The race came on the heels of new research promising to give those with a family history of the disease a heads up about their potential risk later in life.
"Several times a day, I'm telling a patient and their family for the first time that they have Alzheimer's disease,” said Dr. James Davis, medical director for memory health at GHS.
Researchers say Alzheimer’s disease is impacting 5.4 million people in the U.S. this year.
"It's more expensive than cancer, and heart disease you think of all the caregivers that quite their jobs - you think about the economic impact on the family of providing care in a nursing home or providing care in the home."
A new study published in the journal Neurology took a group of healthy adults, ages 18 to 35, and divided them up based on their risk factors for the disease.
"They identified a group that had increased risk factors for Alzheimer's based on identifying certain genes, and then they measured the size of the Hippocampus of the two groups. They found that on average the size of the Hippocampus was smaller of those individuals who had genetic risk."
The Hippocampus is the part of the brain that controls memory - the study suggesting a link between the size and the risk factor.
Alzheimer’s is the sixth leading cause of death in the U.S. and I feel like it's closeted disease. Just having our bikers go across the state and let other people know that people are dealing with this, we can be a good resource for them.
Alzheimer's impacts 5.2 million people ages 65 and older, and though this new indicator is easy for younger people to see, Dr. Davis says to be careful what answers you go looking for.
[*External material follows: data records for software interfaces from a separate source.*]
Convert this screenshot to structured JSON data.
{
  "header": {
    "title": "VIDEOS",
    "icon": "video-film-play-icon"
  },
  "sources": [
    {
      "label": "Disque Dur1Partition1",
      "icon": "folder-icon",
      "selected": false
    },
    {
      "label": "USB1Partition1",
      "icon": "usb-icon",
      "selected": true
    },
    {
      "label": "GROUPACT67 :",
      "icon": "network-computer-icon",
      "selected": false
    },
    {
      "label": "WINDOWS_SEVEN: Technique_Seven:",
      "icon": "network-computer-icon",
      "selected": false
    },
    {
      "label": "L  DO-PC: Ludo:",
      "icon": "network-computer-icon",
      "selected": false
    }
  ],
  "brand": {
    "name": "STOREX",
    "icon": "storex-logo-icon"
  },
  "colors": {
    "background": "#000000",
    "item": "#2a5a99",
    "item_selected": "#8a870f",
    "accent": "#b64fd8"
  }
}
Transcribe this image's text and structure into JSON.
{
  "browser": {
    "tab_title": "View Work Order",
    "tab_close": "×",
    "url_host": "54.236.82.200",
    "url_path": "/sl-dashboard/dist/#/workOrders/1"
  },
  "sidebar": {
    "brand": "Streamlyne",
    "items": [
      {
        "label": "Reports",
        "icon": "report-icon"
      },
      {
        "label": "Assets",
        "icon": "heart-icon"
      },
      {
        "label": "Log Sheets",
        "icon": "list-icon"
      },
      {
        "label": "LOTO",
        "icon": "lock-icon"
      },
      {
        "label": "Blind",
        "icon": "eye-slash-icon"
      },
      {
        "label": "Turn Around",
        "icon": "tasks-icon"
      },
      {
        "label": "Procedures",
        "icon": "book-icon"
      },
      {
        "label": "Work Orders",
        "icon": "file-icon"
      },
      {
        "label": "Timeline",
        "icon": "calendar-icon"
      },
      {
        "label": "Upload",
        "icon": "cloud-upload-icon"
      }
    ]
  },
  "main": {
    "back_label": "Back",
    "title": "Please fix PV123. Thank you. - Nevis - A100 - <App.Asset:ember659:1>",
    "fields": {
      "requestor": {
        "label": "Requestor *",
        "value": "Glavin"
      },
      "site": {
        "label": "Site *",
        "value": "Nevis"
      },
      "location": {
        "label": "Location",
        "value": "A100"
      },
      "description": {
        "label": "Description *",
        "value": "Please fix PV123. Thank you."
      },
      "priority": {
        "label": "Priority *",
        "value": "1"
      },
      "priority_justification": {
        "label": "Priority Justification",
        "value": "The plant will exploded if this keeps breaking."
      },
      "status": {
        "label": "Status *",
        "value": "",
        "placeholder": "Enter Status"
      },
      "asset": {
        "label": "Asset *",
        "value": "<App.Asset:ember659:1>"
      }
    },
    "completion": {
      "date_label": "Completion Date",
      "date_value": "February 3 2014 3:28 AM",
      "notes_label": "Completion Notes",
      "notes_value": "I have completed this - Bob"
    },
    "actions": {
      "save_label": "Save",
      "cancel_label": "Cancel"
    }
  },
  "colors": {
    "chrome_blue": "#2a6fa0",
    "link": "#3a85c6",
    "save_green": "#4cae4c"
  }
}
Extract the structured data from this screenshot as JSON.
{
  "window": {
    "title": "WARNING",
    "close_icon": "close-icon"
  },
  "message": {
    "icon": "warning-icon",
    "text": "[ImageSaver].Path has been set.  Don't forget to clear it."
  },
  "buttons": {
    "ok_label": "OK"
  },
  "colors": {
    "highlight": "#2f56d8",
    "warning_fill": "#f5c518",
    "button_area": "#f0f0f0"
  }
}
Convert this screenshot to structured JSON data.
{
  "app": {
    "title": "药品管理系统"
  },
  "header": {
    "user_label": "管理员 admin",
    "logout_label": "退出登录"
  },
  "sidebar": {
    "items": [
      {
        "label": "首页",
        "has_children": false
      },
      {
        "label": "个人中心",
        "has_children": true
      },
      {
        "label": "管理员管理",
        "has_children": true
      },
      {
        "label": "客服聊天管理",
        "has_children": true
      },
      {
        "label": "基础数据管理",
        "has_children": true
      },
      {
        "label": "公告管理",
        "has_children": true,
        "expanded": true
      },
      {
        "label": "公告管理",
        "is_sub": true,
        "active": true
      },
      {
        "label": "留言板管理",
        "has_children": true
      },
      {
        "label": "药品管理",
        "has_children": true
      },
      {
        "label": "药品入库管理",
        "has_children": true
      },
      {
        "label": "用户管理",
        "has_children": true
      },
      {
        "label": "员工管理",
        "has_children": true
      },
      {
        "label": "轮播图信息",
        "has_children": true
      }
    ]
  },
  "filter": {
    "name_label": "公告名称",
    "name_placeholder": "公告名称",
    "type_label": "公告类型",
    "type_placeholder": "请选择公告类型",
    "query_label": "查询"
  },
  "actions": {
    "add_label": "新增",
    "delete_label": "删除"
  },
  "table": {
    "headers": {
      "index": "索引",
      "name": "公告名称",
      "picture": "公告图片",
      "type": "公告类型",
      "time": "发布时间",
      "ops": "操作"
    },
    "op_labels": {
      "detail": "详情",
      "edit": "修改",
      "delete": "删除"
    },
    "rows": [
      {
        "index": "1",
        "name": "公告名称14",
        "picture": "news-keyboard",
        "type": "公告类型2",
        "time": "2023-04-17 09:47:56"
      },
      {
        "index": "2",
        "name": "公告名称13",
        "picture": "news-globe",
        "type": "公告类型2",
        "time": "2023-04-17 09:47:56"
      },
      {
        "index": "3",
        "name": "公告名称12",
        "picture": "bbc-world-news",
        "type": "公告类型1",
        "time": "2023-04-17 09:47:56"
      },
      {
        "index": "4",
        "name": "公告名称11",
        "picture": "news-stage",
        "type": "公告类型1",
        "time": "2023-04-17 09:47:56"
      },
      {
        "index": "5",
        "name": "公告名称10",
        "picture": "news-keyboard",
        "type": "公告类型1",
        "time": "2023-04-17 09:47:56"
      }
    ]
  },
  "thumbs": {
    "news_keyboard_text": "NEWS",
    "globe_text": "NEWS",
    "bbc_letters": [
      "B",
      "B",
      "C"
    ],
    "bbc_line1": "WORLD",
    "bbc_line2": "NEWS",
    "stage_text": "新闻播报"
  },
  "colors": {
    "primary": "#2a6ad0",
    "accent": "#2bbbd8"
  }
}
We don't have a cure for Alzheimer's disease, are you going to live with the knowledge that you are maybe at higher risk? and maybe it won't be true but every day you have to live with the fact that you took that test.